Instead, the biggest myth might be that Paul Revere’s ride was crucial to how the Battle of Lexington and Concord of 19 April 1775 turned out. Rural Massachusetts Patriots were already on alert, especially after they spotted British officers riding west through their towns. Other riders were spreading the same news. Hours passed between the first alarms and when the opposing forces actually engaged, giving Patriots time—more than enough time in some cases—to assemble in militia companies. The broad militia mobilization did not actually stop the British from returning to Boston. Thus, Revere’s warning might not have been necessary to how things worked out at the end of the day.
…Indeed, some militiamen were already active. “Early in the evening” Sgt. William Munroe had mustered an eight-man guard at the parsonage where Hancock and Adams were staying, having heard from a young local named Solomon Brown that there were “nine British officers on the road,” carrying arms.
Furthermore, there were at least four hours between Dawes’s arrival and dawn. The Lexington militia and the people at the parsonage discussed the news from Boston at length. They sent messengers out to other communities. Brown and two other riders headed west to Concord (British officers stopped them). Other men rode east to confirm whether troops were coming along the road from Boston. Capt. John Parker had more than enough time to assemble his men. In fact, at some point between three and four o’clock he dismissed them to catch some sleep nearby.
…Concord was already on alert. Revere had brought militia colonel James Barrett a general warning from Boston a couple of days before. The Barretts were already moving the cannon, gunpowder, and other military supplies from their farm to more remote hiding-places.
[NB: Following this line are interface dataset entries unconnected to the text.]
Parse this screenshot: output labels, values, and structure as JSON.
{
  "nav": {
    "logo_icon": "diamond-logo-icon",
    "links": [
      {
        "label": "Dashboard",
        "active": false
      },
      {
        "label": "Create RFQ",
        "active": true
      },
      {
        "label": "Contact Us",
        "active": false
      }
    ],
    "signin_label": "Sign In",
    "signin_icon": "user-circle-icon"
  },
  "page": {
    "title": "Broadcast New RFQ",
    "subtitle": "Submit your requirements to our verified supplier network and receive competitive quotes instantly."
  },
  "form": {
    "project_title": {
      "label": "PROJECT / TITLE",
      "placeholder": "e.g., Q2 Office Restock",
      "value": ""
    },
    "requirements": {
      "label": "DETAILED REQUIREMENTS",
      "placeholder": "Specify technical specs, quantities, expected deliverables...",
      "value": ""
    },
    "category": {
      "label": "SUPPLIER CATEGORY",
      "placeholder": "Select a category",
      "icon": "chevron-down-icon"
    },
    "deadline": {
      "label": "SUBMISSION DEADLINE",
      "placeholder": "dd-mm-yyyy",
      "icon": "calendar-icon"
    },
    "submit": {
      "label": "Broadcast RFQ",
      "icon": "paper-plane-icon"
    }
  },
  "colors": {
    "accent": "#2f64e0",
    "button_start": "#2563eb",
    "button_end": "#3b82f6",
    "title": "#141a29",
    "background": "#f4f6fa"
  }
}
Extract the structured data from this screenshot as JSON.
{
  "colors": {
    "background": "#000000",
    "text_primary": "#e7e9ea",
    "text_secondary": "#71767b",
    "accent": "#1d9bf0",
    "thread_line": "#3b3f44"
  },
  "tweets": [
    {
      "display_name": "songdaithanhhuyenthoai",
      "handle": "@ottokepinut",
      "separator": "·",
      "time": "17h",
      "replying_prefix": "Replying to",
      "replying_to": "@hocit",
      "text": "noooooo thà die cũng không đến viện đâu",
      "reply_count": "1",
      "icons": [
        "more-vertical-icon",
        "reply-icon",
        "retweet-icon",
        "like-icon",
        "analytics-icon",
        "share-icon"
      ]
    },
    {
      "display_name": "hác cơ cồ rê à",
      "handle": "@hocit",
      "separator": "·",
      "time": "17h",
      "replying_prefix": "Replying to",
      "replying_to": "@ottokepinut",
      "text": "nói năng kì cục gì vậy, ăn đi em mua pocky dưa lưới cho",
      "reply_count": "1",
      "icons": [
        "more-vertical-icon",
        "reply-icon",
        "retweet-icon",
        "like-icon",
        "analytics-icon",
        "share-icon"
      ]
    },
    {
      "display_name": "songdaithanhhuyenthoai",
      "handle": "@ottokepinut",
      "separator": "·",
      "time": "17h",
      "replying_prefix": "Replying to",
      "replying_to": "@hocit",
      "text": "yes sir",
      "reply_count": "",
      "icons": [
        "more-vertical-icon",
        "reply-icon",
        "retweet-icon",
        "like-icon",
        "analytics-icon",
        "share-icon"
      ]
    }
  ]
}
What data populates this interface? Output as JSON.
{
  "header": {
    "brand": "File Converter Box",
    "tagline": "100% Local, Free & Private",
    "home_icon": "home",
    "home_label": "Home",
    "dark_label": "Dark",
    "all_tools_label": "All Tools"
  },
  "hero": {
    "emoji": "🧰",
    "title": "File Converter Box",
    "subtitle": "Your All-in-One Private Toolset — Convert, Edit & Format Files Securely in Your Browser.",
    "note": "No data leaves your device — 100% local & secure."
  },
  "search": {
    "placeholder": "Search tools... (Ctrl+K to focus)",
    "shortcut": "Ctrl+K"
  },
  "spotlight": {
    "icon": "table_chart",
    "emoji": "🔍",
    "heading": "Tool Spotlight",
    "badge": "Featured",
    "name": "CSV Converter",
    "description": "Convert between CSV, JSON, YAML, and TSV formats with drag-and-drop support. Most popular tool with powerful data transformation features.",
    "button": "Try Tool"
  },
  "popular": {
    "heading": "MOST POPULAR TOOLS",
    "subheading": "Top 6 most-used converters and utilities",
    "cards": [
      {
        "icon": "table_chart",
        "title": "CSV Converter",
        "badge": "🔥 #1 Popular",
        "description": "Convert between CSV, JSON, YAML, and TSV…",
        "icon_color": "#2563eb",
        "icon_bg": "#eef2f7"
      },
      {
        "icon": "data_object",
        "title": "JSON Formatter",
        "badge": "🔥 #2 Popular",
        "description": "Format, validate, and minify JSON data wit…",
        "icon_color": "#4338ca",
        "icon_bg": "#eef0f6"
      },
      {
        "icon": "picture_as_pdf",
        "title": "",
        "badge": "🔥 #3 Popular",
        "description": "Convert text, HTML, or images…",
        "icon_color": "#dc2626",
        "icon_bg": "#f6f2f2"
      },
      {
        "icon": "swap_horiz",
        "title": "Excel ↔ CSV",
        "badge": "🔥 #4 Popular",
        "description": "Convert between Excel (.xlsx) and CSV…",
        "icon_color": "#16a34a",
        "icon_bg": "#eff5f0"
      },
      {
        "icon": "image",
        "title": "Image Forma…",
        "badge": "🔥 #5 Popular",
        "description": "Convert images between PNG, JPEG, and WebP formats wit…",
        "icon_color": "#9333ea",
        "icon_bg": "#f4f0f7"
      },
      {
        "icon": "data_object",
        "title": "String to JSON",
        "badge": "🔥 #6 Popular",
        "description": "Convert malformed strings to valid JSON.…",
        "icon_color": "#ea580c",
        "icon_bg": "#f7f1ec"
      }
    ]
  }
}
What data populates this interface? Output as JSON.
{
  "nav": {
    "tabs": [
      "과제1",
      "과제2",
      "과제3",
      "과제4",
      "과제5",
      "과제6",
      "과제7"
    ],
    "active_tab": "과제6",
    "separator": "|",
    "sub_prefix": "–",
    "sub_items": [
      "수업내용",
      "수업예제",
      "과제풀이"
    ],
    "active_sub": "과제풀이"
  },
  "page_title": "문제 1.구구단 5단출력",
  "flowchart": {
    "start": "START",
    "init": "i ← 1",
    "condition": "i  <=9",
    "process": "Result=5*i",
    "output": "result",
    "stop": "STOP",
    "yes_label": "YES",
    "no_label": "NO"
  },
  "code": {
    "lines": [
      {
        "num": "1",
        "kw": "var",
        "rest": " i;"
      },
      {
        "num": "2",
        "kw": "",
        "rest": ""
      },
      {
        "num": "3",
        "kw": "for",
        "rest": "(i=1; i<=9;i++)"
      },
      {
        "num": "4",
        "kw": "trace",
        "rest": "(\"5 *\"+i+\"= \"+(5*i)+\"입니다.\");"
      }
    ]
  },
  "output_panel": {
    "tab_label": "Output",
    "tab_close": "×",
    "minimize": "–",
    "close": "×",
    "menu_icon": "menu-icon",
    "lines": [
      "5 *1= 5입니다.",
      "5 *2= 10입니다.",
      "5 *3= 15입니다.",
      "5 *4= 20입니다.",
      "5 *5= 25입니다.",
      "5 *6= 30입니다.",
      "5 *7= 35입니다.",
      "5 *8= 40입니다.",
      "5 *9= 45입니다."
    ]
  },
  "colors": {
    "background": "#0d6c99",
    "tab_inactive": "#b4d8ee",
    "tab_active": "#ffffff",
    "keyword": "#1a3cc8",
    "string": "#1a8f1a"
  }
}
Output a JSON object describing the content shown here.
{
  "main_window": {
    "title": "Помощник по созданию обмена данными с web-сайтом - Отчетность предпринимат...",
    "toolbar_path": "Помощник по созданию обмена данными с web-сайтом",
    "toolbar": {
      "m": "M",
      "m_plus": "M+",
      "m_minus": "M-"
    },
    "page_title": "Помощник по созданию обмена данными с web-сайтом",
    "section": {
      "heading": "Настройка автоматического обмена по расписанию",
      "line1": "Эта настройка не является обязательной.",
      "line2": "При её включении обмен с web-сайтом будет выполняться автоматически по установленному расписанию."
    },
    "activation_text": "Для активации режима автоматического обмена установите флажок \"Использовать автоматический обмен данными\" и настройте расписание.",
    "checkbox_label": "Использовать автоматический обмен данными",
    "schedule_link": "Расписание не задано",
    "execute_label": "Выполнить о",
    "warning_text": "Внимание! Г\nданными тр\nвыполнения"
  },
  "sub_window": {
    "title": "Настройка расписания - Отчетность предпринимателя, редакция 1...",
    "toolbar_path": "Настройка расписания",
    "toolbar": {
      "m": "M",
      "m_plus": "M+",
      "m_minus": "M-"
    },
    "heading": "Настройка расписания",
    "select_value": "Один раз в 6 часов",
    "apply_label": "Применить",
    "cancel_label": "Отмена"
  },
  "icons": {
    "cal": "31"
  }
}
To be sure, the whole Concord militia didn’t assemble until Dr. Prescott rode into town around two o’clock in the morning. However, as at Lexington, there was a significant stretch of time between the first alert at Concord and when its militia company had to face the British troops. In fact, when those regulars arrived between eight and nine o’clock in the morning, the Concord militia companies pulled back to Punkatasset Hill, a mile north of the town center, before moving to a field above the North Bridge.
Paul Revere didn’t have to keep quiet to avoid being arrested by Loyalists. Bell’s point is that the countryside was already on the lookout for a British attack on Concord, making preparations for an armed confrontation with the Regulars, and in many cases well ahead of Revere.
This fact is so much more important than whether Revere said “the British are coming.” If ARE wants to bust myths, why not bust the myth that most Americans did not support the Revolution? Why not use Bell’s article to teach Americans today that hundreds of families in eastern Massachusetts had already fully committed themselves to an armed defense of their traditional liberties by the time the first battle of the American Revolution took place?
The show can’t do that because it is at such pains to debunk the Revolution as a scam and a sham. “Every story we tell about the Revolution is useless,” mourns the fake narrator in the episode. “Not useless,” says Adam; “just not history.” If ever the pot called the kettle black this has got to be it, coming from a show devoted to presenting myths as real history.
Let’s wrap up next time with what the Puritans would call the “application”—why does it matter if this show gets so much so wrong?